### What you need to do
Copy each line of the entries below that contains the string "mobile".

### Study material
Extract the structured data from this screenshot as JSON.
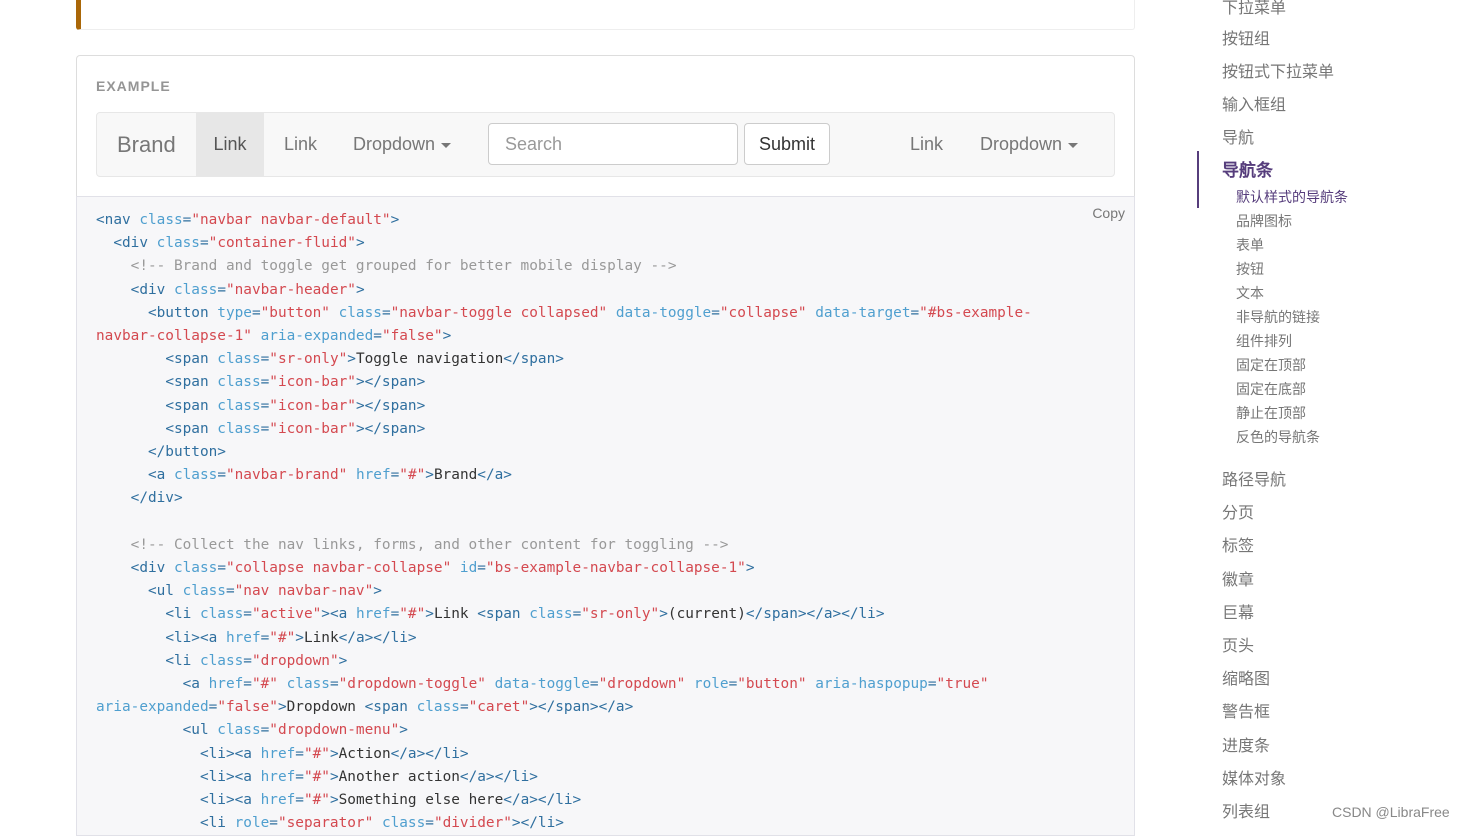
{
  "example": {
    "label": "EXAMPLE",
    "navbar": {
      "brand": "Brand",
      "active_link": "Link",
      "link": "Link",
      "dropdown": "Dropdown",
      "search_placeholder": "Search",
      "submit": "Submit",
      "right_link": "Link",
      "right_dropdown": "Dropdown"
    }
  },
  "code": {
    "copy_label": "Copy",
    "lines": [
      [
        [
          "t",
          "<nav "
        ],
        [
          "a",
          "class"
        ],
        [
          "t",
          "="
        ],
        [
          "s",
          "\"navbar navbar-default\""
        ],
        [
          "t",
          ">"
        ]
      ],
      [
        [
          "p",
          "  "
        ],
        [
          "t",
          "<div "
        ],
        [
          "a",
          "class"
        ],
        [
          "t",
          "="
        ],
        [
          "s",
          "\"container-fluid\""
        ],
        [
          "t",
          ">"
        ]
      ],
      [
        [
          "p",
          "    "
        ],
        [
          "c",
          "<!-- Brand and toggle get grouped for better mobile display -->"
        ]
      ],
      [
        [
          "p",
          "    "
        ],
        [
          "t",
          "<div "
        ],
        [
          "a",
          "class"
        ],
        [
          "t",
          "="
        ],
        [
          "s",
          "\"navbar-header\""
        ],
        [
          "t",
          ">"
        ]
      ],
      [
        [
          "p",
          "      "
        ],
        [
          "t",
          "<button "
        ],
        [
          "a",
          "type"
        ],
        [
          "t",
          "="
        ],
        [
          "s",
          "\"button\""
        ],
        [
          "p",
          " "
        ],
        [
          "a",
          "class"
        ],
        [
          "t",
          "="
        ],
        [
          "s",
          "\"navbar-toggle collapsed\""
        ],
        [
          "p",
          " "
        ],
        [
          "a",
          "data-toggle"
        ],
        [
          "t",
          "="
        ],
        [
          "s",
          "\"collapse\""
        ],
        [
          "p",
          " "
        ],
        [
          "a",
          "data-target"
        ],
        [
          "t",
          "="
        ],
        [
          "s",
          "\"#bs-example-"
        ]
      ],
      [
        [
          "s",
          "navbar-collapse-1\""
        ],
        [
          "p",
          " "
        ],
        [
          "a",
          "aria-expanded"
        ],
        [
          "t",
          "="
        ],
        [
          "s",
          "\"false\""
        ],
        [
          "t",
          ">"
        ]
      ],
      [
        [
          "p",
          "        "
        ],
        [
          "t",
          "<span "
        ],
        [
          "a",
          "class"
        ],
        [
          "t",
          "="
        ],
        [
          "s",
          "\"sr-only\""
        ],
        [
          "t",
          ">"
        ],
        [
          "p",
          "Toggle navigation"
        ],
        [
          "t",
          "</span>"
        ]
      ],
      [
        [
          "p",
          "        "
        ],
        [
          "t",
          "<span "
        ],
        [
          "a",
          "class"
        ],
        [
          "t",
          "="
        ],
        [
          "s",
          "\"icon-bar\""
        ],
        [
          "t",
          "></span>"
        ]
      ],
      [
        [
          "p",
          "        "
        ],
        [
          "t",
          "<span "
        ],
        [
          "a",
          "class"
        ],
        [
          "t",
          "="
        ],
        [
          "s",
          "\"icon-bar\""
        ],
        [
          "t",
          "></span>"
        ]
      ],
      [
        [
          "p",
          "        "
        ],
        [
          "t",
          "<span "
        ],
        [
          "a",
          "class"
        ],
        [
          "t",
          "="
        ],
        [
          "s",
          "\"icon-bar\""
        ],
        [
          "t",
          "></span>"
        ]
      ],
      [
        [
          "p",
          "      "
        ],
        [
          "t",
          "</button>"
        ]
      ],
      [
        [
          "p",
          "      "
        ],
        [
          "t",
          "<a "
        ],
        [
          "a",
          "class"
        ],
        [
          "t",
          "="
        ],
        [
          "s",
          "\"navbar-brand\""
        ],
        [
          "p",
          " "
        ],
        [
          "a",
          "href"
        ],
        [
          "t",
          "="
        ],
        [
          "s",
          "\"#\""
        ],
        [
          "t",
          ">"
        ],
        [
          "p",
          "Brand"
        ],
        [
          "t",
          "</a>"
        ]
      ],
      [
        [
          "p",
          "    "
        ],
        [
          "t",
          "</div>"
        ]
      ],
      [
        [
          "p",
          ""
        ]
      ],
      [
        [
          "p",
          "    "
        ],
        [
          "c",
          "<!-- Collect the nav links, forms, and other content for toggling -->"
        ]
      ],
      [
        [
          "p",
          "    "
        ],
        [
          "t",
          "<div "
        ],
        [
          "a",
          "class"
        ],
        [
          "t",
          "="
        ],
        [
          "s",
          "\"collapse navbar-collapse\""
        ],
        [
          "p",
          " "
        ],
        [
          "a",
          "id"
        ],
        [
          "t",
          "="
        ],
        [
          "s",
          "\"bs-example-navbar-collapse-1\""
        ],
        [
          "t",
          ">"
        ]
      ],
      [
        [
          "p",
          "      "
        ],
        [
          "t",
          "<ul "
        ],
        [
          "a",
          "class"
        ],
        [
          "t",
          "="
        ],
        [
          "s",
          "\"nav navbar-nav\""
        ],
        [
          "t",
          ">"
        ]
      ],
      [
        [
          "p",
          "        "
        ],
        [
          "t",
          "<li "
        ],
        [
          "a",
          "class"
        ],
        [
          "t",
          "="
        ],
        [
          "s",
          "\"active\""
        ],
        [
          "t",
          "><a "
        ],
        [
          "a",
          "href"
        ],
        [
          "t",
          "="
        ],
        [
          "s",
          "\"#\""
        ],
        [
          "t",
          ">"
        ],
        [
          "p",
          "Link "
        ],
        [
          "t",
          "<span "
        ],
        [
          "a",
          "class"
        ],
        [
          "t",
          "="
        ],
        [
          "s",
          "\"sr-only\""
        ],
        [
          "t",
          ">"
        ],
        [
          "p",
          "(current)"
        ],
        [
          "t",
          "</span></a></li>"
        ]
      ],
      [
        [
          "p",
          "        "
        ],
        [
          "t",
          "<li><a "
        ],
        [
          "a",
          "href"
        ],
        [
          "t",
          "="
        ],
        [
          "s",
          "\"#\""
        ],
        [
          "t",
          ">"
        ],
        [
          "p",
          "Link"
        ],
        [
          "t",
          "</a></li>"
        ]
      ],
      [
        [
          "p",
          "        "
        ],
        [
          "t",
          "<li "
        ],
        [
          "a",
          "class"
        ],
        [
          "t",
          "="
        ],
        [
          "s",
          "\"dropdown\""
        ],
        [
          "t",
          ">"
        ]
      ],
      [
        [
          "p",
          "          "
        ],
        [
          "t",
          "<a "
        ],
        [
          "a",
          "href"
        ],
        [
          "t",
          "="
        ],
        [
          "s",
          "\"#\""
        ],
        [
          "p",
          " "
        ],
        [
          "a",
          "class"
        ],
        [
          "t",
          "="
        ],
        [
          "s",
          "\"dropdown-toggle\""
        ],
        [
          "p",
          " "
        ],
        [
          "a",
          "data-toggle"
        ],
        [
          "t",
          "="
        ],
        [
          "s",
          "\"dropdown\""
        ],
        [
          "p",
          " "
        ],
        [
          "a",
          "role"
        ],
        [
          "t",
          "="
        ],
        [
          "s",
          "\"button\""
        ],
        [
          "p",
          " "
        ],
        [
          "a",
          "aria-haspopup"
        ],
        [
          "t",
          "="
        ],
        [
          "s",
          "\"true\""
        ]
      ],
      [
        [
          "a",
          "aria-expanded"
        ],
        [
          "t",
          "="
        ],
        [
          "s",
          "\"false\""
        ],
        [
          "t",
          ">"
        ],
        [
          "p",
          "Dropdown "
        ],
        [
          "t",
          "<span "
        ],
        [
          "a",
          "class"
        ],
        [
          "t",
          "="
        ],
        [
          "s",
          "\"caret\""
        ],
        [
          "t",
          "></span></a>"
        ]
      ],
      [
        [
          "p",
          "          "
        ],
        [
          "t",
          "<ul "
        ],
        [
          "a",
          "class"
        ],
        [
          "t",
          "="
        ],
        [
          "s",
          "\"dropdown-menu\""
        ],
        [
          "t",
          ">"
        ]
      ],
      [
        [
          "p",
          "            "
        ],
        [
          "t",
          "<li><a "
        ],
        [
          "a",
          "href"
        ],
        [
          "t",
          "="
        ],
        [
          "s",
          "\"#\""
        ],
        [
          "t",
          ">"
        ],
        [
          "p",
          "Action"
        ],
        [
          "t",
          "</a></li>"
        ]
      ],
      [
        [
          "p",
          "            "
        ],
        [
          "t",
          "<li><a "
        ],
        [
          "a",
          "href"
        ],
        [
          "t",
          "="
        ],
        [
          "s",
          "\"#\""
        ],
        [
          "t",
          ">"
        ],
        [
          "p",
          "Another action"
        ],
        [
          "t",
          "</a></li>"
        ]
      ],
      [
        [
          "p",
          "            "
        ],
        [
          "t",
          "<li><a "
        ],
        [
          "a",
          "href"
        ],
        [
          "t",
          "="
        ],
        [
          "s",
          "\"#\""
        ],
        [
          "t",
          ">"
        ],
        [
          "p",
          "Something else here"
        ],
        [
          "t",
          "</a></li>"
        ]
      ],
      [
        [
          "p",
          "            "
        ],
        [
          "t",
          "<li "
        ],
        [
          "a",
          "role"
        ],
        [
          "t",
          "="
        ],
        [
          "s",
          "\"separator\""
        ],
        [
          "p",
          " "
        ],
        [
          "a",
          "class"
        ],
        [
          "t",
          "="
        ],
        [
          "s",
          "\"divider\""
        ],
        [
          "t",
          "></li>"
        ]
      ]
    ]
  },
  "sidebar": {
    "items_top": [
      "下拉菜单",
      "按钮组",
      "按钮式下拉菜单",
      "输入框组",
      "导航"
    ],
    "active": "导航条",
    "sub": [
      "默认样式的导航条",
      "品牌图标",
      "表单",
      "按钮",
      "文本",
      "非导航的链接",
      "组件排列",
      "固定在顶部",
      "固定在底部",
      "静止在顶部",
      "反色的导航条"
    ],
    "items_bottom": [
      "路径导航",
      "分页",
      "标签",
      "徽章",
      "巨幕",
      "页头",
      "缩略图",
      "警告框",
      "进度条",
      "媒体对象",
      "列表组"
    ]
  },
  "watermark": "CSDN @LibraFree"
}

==

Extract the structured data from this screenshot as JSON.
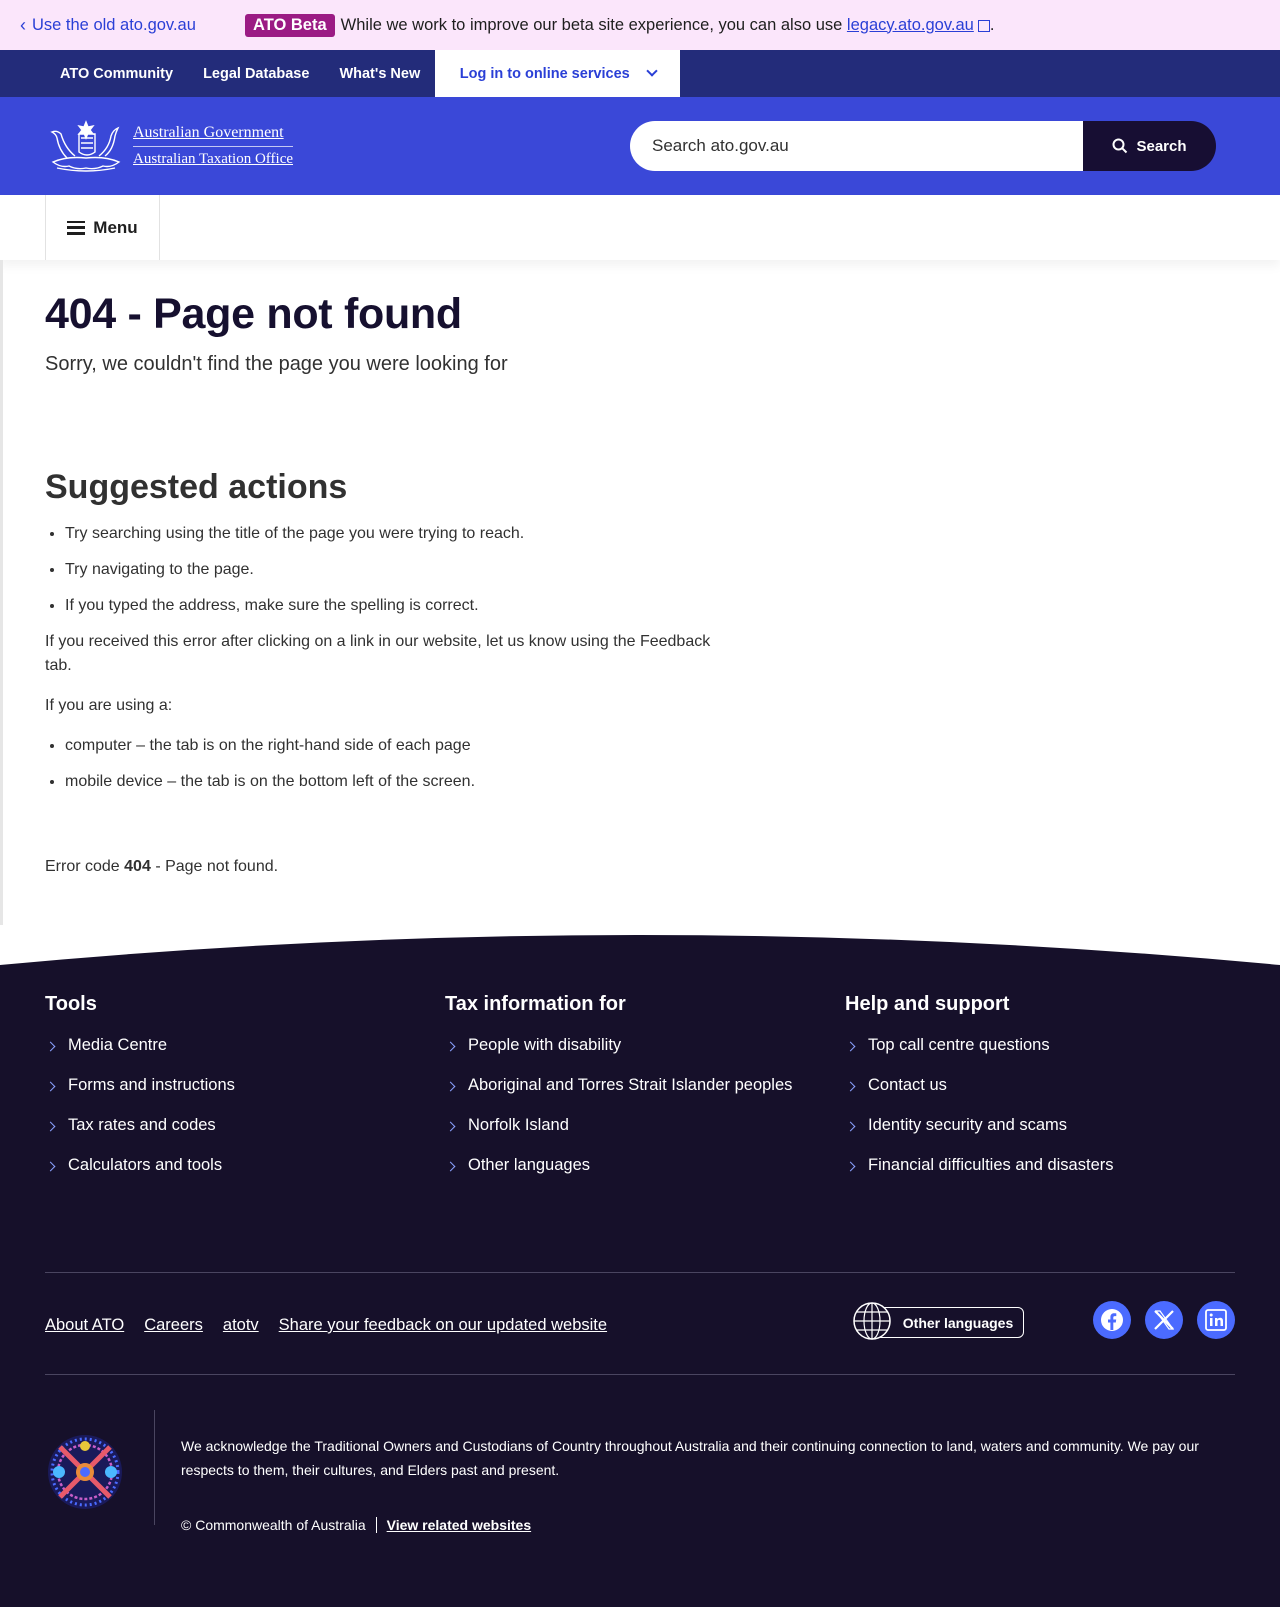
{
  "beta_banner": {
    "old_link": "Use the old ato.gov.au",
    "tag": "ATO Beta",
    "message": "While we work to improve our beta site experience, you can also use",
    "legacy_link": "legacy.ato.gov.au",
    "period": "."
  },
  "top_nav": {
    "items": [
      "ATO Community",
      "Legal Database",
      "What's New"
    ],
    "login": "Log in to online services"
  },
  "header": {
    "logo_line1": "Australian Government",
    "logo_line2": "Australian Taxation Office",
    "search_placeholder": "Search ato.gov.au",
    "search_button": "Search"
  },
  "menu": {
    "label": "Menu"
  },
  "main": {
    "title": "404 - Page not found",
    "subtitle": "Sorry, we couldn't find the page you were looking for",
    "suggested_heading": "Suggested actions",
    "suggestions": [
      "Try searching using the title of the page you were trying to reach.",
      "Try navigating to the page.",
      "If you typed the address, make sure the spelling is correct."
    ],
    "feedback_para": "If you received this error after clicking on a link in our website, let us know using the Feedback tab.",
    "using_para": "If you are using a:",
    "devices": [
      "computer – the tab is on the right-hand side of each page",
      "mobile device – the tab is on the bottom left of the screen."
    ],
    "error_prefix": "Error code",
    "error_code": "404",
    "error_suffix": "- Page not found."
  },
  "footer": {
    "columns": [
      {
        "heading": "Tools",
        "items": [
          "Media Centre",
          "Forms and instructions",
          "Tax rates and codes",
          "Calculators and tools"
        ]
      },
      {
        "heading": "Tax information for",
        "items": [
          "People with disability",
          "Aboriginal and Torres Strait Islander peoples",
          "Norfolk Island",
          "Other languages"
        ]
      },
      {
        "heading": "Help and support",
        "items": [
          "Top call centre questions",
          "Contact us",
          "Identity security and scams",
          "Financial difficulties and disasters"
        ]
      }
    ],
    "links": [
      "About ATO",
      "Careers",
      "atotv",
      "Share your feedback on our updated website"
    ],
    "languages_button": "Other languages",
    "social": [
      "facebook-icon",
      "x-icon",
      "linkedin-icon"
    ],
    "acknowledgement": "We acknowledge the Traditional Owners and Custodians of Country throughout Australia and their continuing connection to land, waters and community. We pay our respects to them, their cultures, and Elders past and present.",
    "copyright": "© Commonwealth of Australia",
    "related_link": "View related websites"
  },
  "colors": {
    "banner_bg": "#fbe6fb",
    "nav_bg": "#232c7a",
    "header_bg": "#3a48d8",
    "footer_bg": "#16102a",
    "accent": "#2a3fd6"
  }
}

### The answer
          "<!-- Brand and toggle get grouped for better mobile display -->"
      "mobile device – the tab is on the bottom left of the screen."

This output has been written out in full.